The Treasury is angry with the Office for National Statistics (ONS). The prime minister is angry with the Treasury. The UK's European partners are angry with the prime minister. The prime minister is angry with the European Commission. And so it goes on.
The rows are all about the sudden news last week that Britain was being asked to pay an extra £1.7bn to Brussels as a result of revisions to the data on the British economy's performance going back for a number of years. (Depending on whom you ask, the number of years differs but it seems that they go back to the late 1990s.)
What is abundantly clear is the revisions are on an industrial scale, giving scope for all manner of conspiracy theories: was David Cameron ambushed by the Brussels Commission when he arrived at an EU summit that was supposed to be about climate change?
Was he ambushed by his own chancellor, George Osborne, who is known to be bored by European matters and may not have read his brief until the eleventh hour?
Well, as a long-time observer of both Whitehall and Brussels, your correspondent is more inclined to the cock-up theory. The last thing our European partners wish us to do is leave the European Union and they are well aware of the sensitivity of Cameron's position vis-à-vis the rise of Ukip.

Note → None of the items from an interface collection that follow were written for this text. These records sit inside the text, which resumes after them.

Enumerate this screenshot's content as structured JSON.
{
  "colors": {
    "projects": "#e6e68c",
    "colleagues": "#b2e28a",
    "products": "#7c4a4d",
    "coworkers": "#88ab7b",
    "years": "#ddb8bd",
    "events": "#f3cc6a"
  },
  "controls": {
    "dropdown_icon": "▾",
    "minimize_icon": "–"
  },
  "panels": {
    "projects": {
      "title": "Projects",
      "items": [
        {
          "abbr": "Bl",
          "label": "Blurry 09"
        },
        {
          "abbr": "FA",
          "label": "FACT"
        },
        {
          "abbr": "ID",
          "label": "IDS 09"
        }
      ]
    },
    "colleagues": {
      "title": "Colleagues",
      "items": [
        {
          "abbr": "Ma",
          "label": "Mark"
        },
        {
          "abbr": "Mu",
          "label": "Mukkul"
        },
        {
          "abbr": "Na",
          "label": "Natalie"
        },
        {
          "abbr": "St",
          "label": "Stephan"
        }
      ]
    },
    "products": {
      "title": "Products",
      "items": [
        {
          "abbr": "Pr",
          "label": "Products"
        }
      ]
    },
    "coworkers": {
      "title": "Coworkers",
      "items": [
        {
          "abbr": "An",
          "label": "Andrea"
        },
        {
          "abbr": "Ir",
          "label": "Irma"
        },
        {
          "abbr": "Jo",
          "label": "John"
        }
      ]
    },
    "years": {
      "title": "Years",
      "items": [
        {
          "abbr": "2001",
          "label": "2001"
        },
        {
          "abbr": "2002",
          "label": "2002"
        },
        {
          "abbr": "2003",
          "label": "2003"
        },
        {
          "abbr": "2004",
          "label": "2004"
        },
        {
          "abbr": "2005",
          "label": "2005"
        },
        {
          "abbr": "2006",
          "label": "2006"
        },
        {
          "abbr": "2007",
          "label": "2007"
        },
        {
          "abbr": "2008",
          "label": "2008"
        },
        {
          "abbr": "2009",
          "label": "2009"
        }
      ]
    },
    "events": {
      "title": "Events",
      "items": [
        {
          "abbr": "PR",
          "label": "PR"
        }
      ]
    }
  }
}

While it has been blatantly obvious for a long time that Osborne would like to succeed Cameron as leader of the Conservative Party in due course, relations between the two are much more cordial than they ever were between Tony Blair and Gordon Brown. But it does look as though the chancellor was remiss in not alerting his prime minister to what was in store.
In a way the episode is a classic case of "comeuppance", or "pride comes before a fall".
The British government has been boasting about its recent growth performance and how much better it has been than that of the eurozone, although it brushes over the way that the economy "flatlined" for almost three years after the coalition took office in summer 2010 .
However, in addition to those statistical revisions that have so annoyed the Treasury, the calculations that lie behind the request for a higher net contribution also reflect the better performance of British economy in the last few years.
This has given rise to all sorts of cheap jokes about how, although we boast about not being in the eurozone, we are now having to bail them out.
The British press, especially the predominantly eurosceptic newspapers, have made a meal of the £1.7bn figure, although the truth is this is the sum of a number of much smaller figures, amounting to some £150m a year. It turns out the UK underpaid these sums annually over an 11-year period before the National Income statistics were revised.
But the bad news for those of us who worry about the rise of Ukip is the angry way in which the prime minister has publicly reacted to the "demand" from the European Commission.
The fact is we owe the money under EU rules and one of the reasons why we are a net contributor to the Brussels budget is we are contributing to the financing of the east European economies for whose accession to the EU Britain fought harder than almost any other EU member.
Frightened of Ukip and his eurosceptical right-wing, Cameron seems to be moving closer and closer to an EU exit. And this from the leader of a party that fought for decades to win the right to join what was then called the European Community.
William Keegan is a journalist and academic who is the senior economics commentator at The Observer.